● Excerpted data:
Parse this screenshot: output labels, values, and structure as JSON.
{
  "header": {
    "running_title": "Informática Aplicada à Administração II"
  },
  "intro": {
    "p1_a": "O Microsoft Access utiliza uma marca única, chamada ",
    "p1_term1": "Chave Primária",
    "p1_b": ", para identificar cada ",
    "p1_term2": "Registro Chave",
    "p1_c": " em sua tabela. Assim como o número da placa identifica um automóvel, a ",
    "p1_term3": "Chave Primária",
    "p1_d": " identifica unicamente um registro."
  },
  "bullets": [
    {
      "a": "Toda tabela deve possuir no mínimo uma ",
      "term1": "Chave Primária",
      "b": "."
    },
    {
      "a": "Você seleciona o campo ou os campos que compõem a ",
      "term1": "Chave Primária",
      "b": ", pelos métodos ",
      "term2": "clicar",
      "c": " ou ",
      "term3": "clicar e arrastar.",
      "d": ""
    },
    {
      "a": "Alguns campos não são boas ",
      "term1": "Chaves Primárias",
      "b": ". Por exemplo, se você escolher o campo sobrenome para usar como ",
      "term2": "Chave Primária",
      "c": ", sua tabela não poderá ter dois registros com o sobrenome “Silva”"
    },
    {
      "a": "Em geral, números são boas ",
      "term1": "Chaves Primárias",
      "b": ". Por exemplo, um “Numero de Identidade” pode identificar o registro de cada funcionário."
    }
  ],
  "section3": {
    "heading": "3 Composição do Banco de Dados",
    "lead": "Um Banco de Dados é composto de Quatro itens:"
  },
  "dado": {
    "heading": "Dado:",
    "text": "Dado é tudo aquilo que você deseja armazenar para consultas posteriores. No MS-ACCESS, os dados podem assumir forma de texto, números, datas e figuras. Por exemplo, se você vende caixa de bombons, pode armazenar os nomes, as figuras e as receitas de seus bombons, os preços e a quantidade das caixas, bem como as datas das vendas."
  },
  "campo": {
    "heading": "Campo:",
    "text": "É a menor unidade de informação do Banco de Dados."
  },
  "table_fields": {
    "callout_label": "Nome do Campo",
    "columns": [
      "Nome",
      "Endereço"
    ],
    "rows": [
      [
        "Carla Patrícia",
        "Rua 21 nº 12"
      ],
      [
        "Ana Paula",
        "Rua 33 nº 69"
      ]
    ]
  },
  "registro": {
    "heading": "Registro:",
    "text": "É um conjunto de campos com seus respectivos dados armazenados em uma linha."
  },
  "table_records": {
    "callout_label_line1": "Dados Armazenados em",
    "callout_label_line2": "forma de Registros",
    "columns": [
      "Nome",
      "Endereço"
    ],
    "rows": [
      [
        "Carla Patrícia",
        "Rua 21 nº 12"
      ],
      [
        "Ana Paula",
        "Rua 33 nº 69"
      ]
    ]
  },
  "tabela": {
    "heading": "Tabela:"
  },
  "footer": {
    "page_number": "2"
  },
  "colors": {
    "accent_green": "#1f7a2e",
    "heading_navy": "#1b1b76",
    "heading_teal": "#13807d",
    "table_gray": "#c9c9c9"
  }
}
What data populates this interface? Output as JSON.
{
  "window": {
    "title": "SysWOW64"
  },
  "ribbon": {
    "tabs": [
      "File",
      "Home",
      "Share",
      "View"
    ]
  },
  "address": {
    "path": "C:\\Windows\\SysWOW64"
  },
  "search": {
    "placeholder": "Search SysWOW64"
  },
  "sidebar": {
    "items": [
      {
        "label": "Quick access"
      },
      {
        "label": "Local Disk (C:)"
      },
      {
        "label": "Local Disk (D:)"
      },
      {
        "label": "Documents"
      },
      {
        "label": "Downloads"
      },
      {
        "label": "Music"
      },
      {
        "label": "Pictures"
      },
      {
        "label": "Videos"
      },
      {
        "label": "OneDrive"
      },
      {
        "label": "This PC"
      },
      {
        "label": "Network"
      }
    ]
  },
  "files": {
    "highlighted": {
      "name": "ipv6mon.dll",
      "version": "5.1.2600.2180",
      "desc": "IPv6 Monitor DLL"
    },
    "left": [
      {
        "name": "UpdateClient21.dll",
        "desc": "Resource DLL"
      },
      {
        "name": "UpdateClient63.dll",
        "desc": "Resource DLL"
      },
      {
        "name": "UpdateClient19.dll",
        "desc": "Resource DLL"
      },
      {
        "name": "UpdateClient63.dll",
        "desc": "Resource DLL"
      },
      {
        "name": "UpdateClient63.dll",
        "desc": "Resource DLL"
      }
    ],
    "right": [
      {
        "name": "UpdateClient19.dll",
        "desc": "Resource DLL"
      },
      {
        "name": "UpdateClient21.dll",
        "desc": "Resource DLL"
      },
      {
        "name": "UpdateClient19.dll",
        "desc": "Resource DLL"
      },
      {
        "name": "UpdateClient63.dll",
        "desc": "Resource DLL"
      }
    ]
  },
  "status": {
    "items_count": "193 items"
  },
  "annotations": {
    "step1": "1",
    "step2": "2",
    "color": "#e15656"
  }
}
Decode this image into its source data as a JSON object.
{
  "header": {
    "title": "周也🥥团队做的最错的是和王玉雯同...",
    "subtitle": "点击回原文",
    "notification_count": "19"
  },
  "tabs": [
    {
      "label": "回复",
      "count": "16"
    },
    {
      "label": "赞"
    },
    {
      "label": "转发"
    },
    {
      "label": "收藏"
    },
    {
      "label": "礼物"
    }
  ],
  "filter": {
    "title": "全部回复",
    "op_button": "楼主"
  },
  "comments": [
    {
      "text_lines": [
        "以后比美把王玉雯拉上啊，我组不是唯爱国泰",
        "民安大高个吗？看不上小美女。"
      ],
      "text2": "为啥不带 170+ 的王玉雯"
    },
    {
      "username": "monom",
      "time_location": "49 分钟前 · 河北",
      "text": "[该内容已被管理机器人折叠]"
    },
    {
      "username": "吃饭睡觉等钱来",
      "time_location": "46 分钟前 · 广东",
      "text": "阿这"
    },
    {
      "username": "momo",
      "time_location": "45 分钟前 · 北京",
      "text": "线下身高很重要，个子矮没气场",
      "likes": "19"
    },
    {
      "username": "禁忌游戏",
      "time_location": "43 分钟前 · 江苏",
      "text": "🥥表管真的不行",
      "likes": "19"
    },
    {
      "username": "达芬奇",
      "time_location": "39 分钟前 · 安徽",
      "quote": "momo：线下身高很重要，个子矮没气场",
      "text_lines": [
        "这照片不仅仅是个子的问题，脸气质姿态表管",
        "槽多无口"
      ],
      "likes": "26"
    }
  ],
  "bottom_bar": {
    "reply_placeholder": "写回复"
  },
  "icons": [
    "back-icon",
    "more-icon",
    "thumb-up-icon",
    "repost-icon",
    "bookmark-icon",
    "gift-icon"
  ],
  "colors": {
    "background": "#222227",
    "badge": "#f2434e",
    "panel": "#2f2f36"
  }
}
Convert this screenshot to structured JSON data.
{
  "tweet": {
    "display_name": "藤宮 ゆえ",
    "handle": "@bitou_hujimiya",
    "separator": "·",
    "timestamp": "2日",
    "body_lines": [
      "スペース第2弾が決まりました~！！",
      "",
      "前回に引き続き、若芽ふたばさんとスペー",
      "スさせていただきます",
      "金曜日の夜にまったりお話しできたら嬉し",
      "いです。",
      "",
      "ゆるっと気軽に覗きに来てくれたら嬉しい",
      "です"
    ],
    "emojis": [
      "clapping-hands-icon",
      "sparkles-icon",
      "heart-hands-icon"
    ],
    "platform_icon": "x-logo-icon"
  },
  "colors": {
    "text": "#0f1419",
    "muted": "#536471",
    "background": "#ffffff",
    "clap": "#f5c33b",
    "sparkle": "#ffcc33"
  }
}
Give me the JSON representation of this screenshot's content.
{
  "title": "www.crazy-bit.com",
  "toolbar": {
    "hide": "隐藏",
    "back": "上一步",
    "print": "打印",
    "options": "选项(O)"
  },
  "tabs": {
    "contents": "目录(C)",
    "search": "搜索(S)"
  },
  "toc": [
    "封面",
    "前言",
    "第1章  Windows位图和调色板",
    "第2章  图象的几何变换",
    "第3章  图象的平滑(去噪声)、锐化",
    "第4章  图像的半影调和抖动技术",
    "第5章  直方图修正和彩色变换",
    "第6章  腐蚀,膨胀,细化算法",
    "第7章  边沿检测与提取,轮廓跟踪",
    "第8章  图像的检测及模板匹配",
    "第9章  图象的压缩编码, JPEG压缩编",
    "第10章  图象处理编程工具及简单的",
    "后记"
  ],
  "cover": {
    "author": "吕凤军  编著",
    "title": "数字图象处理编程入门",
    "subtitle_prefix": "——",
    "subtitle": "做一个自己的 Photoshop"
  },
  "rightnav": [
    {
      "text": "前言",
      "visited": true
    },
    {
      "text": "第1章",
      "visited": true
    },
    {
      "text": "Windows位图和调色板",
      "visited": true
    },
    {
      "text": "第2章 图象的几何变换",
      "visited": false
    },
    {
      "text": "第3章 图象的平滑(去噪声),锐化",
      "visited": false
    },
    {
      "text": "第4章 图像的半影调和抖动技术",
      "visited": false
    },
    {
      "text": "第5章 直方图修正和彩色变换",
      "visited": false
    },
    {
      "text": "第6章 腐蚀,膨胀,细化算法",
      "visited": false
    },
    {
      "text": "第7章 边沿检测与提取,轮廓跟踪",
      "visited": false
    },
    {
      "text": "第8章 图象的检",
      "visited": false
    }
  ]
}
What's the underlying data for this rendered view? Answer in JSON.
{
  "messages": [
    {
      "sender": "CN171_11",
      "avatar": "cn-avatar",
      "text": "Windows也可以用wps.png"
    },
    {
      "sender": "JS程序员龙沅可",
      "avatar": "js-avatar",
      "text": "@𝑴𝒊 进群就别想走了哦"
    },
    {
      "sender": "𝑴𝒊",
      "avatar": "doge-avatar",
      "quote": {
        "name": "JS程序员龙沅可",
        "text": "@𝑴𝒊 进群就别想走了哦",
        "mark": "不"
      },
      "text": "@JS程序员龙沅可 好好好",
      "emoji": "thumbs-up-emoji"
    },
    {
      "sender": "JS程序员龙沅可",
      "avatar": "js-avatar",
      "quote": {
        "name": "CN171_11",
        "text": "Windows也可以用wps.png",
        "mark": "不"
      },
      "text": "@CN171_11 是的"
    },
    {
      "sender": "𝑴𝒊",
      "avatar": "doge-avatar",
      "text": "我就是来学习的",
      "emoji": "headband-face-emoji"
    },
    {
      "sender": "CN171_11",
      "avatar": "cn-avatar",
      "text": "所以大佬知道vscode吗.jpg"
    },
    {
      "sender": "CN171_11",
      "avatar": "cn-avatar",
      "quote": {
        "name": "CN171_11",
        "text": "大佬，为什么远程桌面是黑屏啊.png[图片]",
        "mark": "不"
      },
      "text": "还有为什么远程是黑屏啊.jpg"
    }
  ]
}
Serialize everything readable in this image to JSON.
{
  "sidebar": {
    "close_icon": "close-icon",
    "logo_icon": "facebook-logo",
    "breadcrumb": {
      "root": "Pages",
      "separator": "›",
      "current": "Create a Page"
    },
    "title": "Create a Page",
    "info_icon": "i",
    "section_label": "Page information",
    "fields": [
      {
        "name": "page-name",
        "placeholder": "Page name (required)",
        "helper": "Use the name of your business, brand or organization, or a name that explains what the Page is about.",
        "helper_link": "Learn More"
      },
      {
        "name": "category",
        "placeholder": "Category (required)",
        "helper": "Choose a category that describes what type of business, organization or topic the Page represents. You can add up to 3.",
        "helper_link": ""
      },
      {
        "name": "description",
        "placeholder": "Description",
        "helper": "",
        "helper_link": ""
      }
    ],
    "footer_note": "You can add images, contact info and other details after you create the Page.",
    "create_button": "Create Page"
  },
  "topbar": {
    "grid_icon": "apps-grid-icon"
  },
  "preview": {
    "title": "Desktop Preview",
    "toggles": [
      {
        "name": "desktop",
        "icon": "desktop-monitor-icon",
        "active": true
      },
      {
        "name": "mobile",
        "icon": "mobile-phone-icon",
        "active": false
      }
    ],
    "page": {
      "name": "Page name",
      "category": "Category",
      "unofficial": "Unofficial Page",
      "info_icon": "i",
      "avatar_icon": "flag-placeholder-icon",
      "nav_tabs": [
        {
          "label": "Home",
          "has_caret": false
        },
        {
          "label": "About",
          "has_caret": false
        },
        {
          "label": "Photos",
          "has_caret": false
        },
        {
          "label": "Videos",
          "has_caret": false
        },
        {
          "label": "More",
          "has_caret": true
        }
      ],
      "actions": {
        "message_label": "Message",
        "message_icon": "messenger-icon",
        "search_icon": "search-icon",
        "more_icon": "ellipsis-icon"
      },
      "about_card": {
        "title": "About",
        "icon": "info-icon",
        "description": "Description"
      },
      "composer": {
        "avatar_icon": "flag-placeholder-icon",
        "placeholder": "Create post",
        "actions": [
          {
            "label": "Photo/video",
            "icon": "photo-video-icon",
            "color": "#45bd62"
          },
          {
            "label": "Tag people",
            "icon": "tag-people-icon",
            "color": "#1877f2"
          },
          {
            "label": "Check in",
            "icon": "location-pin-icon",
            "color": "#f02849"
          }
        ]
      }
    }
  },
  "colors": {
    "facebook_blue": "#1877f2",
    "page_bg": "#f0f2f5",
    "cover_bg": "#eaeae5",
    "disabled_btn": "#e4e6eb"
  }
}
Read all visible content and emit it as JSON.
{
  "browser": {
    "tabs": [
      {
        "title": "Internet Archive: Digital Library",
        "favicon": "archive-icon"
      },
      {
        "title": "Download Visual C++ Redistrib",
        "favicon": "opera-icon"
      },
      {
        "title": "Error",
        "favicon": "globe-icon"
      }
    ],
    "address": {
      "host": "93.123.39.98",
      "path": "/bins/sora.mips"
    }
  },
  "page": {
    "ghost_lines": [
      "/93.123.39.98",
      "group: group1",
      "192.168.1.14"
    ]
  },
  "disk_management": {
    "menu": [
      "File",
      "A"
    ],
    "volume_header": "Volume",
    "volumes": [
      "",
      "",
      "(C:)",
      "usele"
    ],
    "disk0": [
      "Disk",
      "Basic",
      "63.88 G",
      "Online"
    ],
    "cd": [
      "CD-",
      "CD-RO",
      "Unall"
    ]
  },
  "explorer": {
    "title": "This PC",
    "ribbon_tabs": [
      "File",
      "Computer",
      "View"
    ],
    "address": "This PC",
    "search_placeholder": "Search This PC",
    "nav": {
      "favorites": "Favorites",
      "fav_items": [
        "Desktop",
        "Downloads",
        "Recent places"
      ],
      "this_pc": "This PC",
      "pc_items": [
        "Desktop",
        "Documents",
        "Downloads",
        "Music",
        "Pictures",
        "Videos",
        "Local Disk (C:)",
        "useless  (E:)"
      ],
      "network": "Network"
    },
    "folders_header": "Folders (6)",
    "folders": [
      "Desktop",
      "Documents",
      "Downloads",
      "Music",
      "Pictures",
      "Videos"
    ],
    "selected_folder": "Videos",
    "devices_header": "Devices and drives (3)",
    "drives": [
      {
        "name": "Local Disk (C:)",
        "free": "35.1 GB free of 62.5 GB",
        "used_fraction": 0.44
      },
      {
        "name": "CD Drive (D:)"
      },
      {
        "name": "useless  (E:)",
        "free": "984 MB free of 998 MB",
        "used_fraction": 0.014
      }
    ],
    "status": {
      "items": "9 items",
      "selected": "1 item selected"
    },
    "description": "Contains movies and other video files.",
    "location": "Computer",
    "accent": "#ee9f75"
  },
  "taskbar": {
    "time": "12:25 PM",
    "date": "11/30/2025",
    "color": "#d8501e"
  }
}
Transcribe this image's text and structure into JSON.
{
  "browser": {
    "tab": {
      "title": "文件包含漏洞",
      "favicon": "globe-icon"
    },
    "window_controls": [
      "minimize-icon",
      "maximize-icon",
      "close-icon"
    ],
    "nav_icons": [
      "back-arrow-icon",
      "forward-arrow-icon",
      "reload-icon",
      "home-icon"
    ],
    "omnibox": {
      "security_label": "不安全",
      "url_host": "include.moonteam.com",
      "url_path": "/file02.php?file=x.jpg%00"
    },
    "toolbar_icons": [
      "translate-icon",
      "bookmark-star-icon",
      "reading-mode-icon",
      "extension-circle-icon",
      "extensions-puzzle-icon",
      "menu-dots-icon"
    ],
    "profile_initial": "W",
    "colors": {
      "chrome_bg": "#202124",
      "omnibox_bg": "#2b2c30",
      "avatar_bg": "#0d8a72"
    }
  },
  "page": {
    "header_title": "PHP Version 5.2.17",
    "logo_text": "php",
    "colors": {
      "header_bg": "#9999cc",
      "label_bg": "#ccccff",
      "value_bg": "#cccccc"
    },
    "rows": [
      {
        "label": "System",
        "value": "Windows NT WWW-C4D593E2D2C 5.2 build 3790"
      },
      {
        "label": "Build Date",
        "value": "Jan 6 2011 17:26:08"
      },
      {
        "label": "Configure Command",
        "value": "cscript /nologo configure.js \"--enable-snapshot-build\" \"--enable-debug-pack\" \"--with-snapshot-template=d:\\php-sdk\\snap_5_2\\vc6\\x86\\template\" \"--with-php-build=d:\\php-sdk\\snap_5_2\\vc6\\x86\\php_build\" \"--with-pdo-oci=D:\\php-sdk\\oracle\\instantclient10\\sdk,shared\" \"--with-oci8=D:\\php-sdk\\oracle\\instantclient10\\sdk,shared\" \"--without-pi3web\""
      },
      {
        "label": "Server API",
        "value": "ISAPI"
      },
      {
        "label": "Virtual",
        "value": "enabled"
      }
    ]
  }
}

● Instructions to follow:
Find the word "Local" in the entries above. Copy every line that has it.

● Your solution:
        "label": "Local Disk (C:)"
        "label": "Local Disk (D:)"
        "Local Disk (C:)",
        "name": "Local Disk (C:)",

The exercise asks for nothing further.